on January 29, 2003
I work a lot. I spend my day teaching and then return to the school and spend my entire evening preparing to teach. I write my own materials and do not rely on the textbooks at all.
You can see something must have changed, because you are reading this. Clearly I have the time to write it.
As I read this book, I was struck again and again by how much of it I already knew. I was also struck by how little of it I did. For example, some evenings, I would convince myself it was vital to get my desk organized before I started writing. Then, of course, I need to put away those test tubes, and I might as well brew another cup of coffee, and then...
I still come back to school in the evening. Now I come back with a plan. I follow that plan. If putting away test tubes isn't in it, I don't do that. However, Aslett recommends combining jobs. So, if I need to grab a book off my shelf (which is near where the test tubes are stored), I take my test tubes with me.
Aslett also recommends just simply doing the job. I despise correcting papers. Sometimes they can build up into a huge stack. Now, I just do them. Once they're done, I can do the parts of teaching I like.
Another thing he points out is that the busier we are, the more we get done. That is true. I will accomplish nothing at home. Watching TV is a waste of time, so I don't have it. I realize how easy it is to sit down in front of it and do nothing. It is not relaxing.
As you can see from my selection of changes in my life, there is nothing here that is new. What Aslett does is take what we already know and articulate it and force us to confront it. That is the power of his writing.
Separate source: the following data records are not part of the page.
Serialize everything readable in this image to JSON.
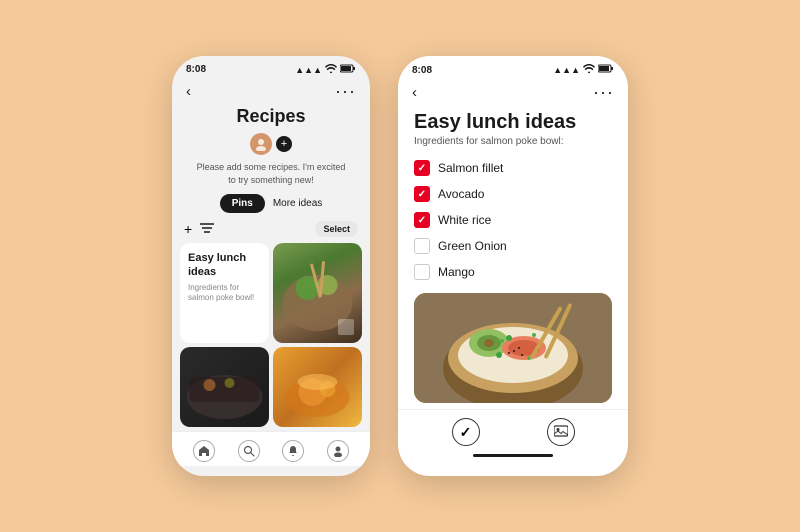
{
  "background_color": "#f5c99a",
  "left_phone": {
    "status": {
      "time": "8:08",
      "signal": "▲▲▲",
      "wifi": "wifi",
      "battery": "🔋"
    },
    "nav": {
      "back_icon": "‹",
      "more_icon": "···"
    },
    "title": "Recipes",
    "avatar_placeholder": "👤",
    "add_label": "+",
    "placeholder_text": "Please add some recipes. I'm excited to try something new!",
    "tabs": [
      {
        "label": "Pins",
        "active": true
      },
      {
        "label": "More ideas",
        "active": false
      }
    ],
    "toolbar": {
      "add_icon": "+",
      "filter_icon": "⊟",
      "select_label": "Select"
    },
    "pins": [
      {
        "id": "pin1",
        "title": "Easy lunch ideas",
        "subtitle": "Ingredients for salmon poke bowl!",
        "type": "text-card"
      },
      {
        "id": "pin2",
        "type": "image",
        "img_desc": "poke bowl dark"
      },
      {
        "id": "pin3",
        "type": "image",
        "img_desc": "dark food pan"
      },
      {
        "id": "pin4",
        "type": "image",
        "img_desc": "soup bowl orange"
      }
    ],
    "bottom_nav": [
      {
        "icon": "⊙",
        "name": "home"
      },
      {
        "icon": "⊗",
        "name": "search"
      },
      {
        "icon": "🔔",
        "name": "notifications"
      },
      {
        "icon": "👤",
        "name": "profile"
      }
    ]
  },
  "right_phone": {
    "status": {
      "time": "8:08",
      "signal": "▲▲▲",
      "wifi": "wifi",
      "battery": "🔋"
    },
    "nav": {
      "back_icon": "‹",
      "more_icon": "···"
    },
    "title": "Easy lunch ideas",
    "subtitle": "Ingredients for salmon poke bowl:",
    "ingredients": [
      {
        "name": "Salmon fillet",
        "checked": true
      },
      {
        "name": "Avocado",
        "checked": true
      },
      {
        "name": "White rice",
        "checked": true
      },
      {
        "name": "Green Onion",
        "checked": false
      },
      {
        "name": "Mango",
        "checked": false
      }
    ],
    "bottom_nav": [
      {
        "icon": "✓",
        "name": "check"
      },
      {
        "icon": "🖼",
        "name": "image"
      }
    ]
  }
}
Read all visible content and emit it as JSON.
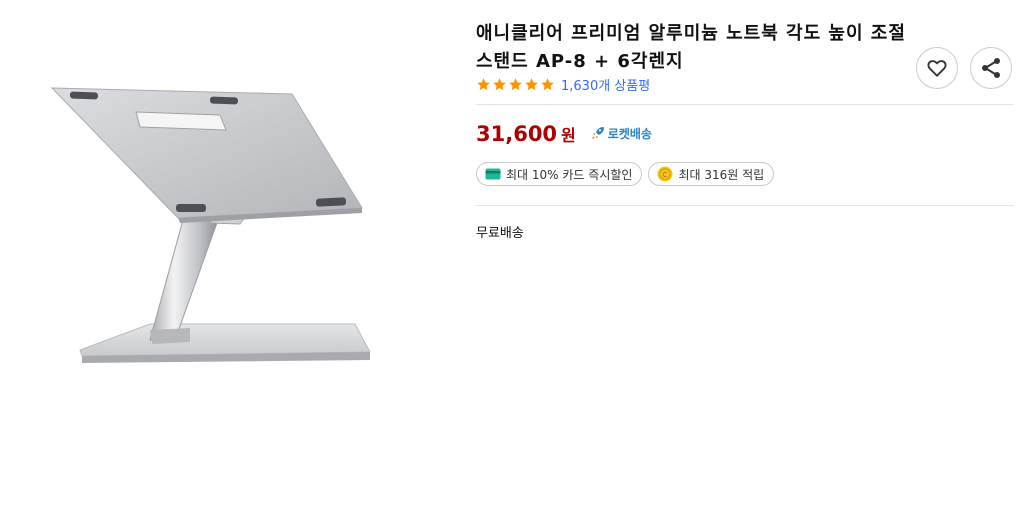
{
  "product": {
    "title": "애니클리어 프리미엄 알루미늄 노트북 각도 높이 조절 스탠드 AP-8 + 6각렌지",
    "rating": 5,
    "review_count": "1,630개 상품평",
    "price": "31,600",
    "price_unit": "원",
    "delivery_badge": "로켓배송",
    "benefits": [
      {
        "label": "최대 10% 카드 즉시할인",
        "icon": "card-icon"
      },
      {
        "label": "최대 316원 적립",
        "icon": "coin-icon"
      }
    ],
    "shipping": "무료배송"
  },
  "actions": {
    "wishlist_icon": "heart-icon",
    "share_icon": "share-icon"
  },
  "colors": {
    "price": "#ae0000",
    "star": "#ff9600",
    "link": "#346aff",
    "rocket": "#2b84c7"
  }
}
He puts the reader in the spotlight and, no matter how much they squirm, they are forced to face why they are not productive.